“I have so little left of Isobel, and so I really do value what I do have of her and that is that she was born, and she has a name and she lived. It’s important to me that has as much of a beautiful impact as it possibly can.”
I wanted to be part of Say Their Name Day because sharing my daughter’s story is one of the few opportunities I have to create space for her since she died.
Isobel Ivory Reeve was my second daughter. She was born on 8th September 2016 at 40 weeks and 6 days gestation after a textbook pregnancy and uncomplicated birth.
She was a healthy, beautiful baby girl. When I first saw her, I felt this gush of love and relief. She was perfect, she was crying, she was here. Her little eyes were opening to the world. Still in our post-birth bubble, we took some photos and immediately shared the happy news with our family.
But barely an hour later, with the midwife still in the room, Isobel suddenly went limp. We didn’t know what was happening. I just remember a code blue being called and the nurses working on her on the end of my bed. She wasn’t breathing.

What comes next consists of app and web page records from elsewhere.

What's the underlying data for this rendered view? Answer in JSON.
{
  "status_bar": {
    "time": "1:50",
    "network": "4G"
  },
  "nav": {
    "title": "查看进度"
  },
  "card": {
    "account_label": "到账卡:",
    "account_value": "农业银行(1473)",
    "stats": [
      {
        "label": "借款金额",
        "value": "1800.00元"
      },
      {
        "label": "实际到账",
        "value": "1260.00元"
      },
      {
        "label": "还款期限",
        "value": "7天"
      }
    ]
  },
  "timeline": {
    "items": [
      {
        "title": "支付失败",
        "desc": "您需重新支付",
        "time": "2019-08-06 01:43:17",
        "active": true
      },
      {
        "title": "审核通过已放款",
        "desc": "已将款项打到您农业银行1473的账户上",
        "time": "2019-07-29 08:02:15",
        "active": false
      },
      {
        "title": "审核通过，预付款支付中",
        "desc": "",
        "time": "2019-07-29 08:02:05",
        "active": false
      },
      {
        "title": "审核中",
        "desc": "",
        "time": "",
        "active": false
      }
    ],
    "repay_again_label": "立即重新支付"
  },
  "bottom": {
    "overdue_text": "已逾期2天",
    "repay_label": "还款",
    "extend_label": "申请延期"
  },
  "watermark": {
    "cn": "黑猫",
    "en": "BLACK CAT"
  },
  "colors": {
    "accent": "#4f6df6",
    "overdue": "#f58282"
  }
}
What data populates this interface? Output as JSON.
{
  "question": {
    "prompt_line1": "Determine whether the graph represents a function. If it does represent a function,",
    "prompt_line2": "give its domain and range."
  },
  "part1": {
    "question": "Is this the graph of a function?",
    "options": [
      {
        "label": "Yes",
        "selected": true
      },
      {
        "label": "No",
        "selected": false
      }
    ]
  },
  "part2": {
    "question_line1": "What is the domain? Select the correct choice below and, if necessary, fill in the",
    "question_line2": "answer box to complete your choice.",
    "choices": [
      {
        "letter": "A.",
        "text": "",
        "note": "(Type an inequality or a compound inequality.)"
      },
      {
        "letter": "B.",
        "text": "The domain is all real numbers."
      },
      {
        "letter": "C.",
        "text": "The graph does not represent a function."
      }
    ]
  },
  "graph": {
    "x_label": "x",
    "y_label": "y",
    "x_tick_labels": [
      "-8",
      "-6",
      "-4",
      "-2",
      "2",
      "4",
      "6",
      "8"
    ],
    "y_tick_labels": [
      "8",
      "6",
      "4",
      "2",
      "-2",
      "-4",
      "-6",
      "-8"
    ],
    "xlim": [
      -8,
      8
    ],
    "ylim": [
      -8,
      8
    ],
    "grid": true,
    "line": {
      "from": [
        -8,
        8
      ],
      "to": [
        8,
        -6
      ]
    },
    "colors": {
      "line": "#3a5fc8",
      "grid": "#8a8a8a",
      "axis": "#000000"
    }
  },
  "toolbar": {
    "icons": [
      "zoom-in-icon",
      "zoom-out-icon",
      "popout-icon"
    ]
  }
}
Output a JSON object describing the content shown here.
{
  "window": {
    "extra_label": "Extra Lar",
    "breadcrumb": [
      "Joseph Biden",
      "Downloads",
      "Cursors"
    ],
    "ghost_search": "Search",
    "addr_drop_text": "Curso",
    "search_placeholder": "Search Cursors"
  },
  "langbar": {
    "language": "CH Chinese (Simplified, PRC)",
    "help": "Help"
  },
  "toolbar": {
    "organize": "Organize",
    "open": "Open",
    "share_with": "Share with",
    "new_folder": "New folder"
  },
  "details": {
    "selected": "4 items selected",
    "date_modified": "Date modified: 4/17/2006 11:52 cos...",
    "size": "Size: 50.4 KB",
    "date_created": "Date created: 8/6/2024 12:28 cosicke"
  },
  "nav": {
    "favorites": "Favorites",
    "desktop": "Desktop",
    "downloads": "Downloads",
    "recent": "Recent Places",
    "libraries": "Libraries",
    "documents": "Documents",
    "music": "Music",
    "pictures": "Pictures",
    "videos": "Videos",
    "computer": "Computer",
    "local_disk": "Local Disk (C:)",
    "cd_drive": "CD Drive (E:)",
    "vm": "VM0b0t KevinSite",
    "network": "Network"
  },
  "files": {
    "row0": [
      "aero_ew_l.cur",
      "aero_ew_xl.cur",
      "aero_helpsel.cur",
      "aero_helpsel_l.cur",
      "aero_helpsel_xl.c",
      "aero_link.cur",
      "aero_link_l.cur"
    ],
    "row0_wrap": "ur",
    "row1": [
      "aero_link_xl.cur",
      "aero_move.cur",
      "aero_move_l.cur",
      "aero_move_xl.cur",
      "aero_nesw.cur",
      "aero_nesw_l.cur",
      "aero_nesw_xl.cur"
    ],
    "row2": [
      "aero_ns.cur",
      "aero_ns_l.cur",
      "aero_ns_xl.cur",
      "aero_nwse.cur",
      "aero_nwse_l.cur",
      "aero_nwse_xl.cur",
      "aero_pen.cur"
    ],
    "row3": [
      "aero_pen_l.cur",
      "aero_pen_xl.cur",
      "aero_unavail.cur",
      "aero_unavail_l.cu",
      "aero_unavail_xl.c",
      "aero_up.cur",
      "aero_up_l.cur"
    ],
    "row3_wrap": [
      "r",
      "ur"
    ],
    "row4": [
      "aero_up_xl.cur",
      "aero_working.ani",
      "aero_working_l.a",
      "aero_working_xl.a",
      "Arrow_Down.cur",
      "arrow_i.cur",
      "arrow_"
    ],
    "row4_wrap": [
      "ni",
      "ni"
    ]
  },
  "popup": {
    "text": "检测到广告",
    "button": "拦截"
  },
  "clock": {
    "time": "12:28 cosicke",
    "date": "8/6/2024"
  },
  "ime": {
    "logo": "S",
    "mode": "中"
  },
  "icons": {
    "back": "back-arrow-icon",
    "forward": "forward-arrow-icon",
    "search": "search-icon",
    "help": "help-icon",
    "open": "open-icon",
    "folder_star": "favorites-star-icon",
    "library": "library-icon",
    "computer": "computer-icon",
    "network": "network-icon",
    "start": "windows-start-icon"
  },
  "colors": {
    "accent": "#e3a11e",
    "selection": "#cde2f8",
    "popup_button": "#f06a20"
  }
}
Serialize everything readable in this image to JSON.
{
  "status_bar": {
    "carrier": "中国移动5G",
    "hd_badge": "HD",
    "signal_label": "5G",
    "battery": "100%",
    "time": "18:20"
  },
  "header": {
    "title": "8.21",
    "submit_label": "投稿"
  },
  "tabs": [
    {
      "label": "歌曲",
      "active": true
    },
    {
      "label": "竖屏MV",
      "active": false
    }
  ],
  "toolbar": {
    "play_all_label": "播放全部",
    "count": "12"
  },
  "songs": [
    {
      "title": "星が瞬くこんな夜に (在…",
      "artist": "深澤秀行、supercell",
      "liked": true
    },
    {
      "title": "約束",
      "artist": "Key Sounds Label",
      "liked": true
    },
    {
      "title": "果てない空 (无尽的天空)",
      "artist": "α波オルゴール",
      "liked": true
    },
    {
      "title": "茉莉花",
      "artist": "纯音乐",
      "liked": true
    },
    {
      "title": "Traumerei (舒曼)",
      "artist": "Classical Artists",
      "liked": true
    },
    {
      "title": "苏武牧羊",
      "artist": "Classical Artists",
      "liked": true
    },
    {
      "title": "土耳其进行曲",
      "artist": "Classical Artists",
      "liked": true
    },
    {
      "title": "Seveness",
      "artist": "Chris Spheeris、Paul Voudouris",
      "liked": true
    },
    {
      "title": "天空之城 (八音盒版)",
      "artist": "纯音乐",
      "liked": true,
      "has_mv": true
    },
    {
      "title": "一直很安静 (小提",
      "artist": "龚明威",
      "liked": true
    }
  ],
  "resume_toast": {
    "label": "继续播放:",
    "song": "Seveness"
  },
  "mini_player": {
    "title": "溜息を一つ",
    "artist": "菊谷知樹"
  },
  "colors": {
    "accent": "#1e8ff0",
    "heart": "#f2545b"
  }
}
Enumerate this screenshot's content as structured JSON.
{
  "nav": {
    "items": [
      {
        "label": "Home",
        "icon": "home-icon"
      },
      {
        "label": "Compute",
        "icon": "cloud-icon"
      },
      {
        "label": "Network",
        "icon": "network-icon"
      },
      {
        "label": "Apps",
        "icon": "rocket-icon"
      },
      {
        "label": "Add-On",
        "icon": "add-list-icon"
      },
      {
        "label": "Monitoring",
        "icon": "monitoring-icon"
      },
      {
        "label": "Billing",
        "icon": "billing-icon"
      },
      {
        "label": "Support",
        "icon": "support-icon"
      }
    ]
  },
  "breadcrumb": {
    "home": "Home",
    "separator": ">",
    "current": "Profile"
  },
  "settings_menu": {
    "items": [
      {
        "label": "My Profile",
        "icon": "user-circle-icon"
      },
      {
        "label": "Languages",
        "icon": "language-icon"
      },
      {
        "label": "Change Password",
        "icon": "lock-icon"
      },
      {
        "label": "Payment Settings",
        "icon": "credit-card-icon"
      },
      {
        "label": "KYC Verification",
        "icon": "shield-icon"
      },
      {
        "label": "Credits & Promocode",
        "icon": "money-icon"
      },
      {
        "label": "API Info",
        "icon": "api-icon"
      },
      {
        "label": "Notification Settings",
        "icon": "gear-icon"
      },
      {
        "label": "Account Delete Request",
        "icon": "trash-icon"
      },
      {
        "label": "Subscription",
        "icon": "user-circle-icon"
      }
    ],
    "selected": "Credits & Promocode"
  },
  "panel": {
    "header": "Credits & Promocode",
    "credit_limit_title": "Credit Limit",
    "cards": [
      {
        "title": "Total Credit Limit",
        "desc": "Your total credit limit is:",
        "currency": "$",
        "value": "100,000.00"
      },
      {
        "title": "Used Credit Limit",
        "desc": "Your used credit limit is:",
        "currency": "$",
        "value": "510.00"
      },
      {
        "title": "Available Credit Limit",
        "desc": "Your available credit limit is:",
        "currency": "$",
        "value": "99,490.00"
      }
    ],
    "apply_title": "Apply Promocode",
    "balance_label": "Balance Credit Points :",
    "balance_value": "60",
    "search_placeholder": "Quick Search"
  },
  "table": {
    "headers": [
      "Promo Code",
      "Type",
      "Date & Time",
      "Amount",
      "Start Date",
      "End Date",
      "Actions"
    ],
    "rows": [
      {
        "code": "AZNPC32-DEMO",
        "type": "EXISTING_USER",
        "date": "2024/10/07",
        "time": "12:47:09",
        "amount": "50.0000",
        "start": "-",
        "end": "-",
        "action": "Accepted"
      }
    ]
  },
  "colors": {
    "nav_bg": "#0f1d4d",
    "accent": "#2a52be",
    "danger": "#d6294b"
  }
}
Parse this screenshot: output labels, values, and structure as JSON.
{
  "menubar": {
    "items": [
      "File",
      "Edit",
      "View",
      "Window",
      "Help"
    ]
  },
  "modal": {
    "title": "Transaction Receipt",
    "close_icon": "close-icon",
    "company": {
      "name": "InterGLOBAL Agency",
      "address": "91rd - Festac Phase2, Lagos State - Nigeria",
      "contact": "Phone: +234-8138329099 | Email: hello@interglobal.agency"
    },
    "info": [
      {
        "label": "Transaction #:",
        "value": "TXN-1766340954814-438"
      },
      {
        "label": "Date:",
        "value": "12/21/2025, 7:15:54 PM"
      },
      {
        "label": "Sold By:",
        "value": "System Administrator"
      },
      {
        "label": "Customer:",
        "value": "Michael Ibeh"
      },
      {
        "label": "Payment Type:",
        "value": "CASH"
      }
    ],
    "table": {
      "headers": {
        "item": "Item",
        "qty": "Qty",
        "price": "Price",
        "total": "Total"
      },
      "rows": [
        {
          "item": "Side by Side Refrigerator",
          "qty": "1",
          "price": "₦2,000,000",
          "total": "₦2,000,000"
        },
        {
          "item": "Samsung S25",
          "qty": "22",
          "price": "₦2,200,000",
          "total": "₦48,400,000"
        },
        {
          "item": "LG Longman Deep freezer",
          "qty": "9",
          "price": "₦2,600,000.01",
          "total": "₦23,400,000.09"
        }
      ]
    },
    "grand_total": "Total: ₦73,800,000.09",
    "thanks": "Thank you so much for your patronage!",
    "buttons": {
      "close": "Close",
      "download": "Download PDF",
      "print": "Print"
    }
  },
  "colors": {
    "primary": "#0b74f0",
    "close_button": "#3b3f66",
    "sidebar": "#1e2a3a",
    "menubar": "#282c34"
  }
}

They tried for a long time, but they couldn’t bring her back.
We thought we’d had a healthy baby. She was about to have a feed. I was in shock. People wanted to take photos of the baby and of me holding her and I just couldn’t process it. I couldn’t believe she was just in my arms alive – my arms were still warm from her.
I was incredibly overwhelmed when I left the hospital. I guess I just kind of went through the motions of it. I spent my time doing things that were about her – organising her memorial, dealing with all the paperwork. I was shattered by the impotence of it all, so I threw myself into the things I could change, and I could control. This was the only way I had left of creating memories of her.
Despite genetic testing and a traumatic 6-month-long coronial inquest, we still don’t know what happened to Isobel. They weren’t able to find out any reason for her death. This still weighs on us, but my husband and I and our living daughters, Indigo and Bowe (our rainbow baby) do what we can to include Isobel in our everyday lives. We try to be guided by the girls. My older daughter, especially, is very inclusive of Isobel in our family rituals. She is always careful to include Isobel’s name in the list of family members she loves and talks about.
I think Say Their Name Day is important because it gives families like mine a ritual with which to remember their babies. For my girls, another opportunity to light a candle or have a cupcake as a family is another memory of their sister they’ll get to take with them when they are grown.
Having these opportunities to allow for people to share their stories is really important. It’s a way of holding space for bereaved families – space for grief and space for love.
Say Their Name Day is on March 25 – a special day to remember all of the little lives we have loved and lost, and support bereaved families.